┌──
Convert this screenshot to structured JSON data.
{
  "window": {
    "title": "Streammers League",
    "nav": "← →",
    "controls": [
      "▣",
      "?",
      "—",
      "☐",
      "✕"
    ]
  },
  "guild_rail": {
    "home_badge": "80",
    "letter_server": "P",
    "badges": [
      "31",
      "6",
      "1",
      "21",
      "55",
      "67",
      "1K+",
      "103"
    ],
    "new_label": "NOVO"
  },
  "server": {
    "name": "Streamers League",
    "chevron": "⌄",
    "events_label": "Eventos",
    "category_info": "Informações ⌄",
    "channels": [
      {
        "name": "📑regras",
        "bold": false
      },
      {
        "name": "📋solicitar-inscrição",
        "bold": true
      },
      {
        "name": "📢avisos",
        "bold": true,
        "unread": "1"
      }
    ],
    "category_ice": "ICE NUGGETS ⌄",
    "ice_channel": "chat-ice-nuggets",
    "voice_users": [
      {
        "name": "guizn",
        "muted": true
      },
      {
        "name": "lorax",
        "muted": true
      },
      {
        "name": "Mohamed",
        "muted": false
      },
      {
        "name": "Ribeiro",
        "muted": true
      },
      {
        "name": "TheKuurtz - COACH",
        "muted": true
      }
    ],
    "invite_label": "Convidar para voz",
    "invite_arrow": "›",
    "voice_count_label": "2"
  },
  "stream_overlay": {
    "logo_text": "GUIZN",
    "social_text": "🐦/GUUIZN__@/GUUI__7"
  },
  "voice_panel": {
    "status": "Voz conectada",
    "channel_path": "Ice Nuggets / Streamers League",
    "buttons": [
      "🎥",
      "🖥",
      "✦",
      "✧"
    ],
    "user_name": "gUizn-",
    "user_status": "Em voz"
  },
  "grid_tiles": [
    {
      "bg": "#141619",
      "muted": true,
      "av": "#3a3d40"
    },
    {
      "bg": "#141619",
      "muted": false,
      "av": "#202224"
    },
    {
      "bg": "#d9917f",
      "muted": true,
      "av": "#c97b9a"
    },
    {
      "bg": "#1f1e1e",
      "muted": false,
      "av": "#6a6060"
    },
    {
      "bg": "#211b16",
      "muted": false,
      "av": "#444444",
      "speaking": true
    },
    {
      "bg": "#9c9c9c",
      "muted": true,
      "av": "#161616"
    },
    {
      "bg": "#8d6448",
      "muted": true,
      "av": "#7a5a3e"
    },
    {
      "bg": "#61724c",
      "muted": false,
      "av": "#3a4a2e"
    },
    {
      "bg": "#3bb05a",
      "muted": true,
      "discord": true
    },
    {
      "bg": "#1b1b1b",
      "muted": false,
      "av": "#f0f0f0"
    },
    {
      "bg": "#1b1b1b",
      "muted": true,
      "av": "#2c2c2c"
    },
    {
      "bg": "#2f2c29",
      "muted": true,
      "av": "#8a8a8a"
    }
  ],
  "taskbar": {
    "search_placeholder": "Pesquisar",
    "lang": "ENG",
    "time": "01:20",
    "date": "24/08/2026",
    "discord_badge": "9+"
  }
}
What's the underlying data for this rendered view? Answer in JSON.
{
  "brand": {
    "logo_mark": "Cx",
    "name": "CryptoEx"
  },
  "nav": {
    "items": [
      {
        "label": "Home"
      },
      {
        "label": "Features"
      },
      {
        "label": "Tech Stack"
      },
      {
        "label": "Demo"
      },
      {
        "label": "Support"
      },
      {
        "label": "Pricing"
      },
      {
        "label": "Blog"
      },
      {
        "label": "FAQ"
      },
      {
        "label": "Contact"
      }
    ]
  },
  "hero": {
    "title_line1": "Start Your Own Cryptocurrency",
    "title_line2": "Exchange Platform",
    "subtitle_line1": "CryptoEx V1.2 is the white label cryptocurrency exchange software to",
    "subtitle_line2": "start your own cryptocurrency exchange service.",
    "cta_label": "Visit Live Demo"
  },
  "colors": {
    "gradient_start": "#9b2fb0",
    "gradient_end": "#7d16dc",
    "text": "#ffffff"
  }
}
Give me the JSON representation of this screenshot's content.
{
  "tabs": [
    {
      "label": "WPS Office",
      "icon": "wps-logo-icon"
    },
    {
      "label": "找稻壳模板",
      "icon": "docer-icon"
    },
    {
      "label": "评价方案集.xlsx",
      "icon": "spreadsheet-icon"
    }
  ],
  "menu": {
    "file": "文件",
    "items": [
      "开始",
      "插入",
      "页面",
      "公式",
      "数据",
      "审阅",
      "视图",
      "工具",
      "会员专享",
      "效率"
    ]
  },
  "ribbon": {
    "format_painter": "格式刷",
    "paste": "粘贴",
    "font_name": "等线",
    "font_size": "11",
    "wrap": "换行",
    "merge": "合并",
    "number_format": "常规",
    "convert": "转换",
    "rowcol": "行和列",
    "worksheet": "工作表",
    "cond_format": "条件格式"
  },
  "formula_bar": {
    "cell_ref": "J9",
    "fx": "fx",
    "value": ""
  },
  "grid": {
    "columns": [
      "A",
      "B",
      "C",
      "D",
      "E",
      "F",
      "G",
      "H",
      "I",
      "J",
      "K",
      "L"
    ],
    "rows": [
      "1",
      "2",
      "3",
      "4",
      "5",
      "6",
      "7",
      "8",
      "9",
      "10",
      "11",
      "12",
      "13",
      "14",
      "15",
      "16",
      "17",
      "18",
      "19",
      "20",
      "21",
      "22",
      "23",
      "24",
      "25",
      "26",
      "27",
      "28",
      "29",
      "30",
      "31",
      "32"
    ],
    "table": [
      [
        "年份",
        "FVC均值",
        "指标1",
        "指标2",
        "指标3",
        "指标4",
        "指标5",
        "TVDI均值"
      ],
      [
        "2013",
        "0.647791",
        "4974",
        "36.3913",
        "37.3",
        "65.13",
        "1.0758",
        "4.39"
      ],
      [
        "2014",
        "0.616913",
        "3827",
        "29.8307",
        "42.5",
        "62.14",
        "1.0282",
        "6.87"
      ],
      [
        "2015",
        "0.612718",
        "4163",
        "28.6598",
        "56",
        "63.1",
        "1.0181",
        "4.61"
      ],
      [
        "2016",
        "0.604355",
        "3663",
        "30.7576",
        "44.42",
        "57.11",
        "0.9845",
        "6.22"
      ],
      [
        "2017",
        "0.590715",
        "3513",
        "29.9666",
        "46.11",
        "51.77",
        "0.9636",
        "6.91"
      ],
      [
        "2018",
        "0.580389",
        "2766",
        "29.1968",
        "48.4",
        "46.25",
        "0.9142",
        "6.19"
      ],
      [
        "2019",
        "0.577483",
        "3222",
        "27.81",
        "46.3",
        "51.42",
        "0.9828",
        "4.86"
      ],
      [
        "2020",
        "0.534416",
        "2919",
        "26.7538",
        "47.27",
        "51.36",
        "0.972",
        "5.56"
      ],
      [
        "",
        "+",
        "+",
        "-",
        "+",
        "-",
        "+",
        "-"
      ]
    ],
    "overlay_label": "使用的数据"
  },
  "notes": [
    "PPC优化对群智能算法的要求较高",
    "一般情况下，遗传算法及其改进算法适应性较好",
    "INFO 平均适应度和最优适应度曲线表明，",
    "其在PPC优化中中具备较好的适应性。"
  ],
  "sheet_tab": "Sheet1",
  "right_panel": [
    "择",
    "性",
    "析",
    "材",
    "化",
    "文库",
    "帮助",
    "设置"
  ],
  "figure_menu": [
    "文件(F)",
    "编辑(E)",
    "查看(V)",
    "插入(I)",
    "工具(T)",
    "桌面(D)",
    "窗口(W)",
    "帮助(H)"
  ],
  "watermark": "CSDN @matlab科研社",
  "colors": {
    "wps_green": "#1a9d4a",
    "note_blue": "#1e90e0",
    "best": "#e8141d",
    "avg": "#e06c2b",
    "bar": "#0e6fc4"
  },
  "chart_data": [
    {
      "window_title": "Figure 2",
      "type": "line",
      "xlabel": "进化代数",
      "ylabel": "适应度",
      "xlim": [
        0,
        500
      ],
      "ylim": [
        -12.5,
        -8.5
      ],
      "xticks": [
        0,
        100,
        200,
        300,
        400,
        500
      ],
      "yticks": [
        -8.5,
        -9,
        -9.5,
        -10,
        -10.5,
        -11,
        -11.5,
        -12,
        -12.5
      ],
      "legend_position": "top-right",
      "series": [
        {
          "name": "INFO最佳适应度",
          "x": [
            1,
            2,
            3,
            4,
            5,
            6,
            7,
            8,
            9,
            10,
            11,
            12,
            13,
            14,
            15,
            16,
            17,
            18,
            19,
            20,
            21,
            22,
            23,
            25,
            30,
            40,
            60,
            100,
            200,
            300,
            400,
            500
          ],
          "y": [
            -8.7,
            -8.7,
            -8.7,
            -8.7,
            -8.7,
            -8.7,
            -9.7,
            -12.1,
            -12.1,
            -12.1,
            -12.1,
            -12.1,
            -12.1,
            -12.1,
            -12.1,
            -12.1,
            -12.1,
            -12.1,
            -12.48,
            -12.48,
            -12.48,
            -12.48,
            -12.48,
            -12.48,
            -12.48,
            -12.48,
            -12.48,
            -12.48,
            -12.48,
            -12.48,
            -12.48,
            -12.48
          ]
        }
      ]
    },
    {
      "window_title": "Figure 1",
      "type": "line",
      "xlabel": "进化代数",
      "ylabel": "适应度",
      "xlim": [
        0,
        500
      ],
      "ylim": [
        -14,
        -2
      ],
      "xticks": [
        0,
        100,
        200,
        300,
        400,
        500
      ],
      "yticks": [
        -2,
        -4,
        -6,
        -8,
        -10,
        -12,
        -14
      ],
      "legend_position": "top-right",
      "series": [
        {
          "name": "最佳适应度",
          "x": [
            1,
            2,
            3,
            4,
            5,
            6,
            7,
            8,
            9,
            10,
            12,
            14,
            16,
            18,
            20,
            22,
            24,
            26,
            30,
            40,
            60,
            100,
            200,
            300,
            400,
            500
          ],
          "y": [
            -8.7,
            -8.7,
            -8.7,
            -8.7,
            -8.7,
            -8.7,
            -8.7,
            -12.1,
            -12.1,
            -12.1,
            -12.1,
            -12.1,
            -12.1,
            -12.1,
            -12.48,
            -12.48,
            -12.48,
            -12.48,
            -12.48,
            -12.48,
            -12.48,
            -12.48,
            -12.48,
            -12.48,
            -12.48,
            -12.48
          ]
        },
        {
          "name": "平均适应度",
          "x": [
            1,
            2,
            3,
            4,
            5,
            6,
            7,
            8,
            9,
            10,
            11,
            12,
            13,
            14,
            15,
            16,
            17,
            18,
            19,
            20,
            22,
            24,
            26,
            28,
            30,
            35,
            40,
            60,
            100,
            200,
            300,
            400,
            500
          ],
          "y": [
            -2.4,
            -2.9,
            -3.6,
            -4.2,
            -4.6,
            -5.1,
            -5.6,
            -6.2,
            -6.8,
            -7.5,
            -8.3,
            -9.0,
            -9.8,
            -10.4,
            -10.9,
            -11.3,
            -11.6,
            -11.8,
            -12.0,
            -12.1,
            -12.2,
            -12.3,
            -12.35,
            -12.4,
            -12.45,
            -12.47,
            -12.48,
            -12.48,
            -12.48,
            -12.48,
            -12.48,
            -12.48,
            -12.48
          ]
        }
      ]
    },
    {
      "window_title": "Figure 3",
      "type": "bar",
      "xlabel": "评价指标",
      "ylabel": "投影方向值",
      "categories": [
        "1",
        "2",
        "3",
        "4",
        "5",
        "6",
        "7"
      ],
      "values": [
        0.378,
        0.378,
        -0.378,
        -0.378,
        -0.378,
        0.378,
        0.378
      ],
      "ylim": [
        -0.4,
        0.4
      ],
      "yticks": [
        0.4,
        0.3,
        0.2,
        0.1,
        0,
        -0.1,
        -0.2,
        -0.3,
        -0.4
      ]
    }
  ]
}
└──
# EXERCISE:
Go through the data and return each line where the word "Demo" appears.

# RESPONSE TO THIS EXERCISE:
        "label": "Demo"
    "cta_label": "Visit Live Demo"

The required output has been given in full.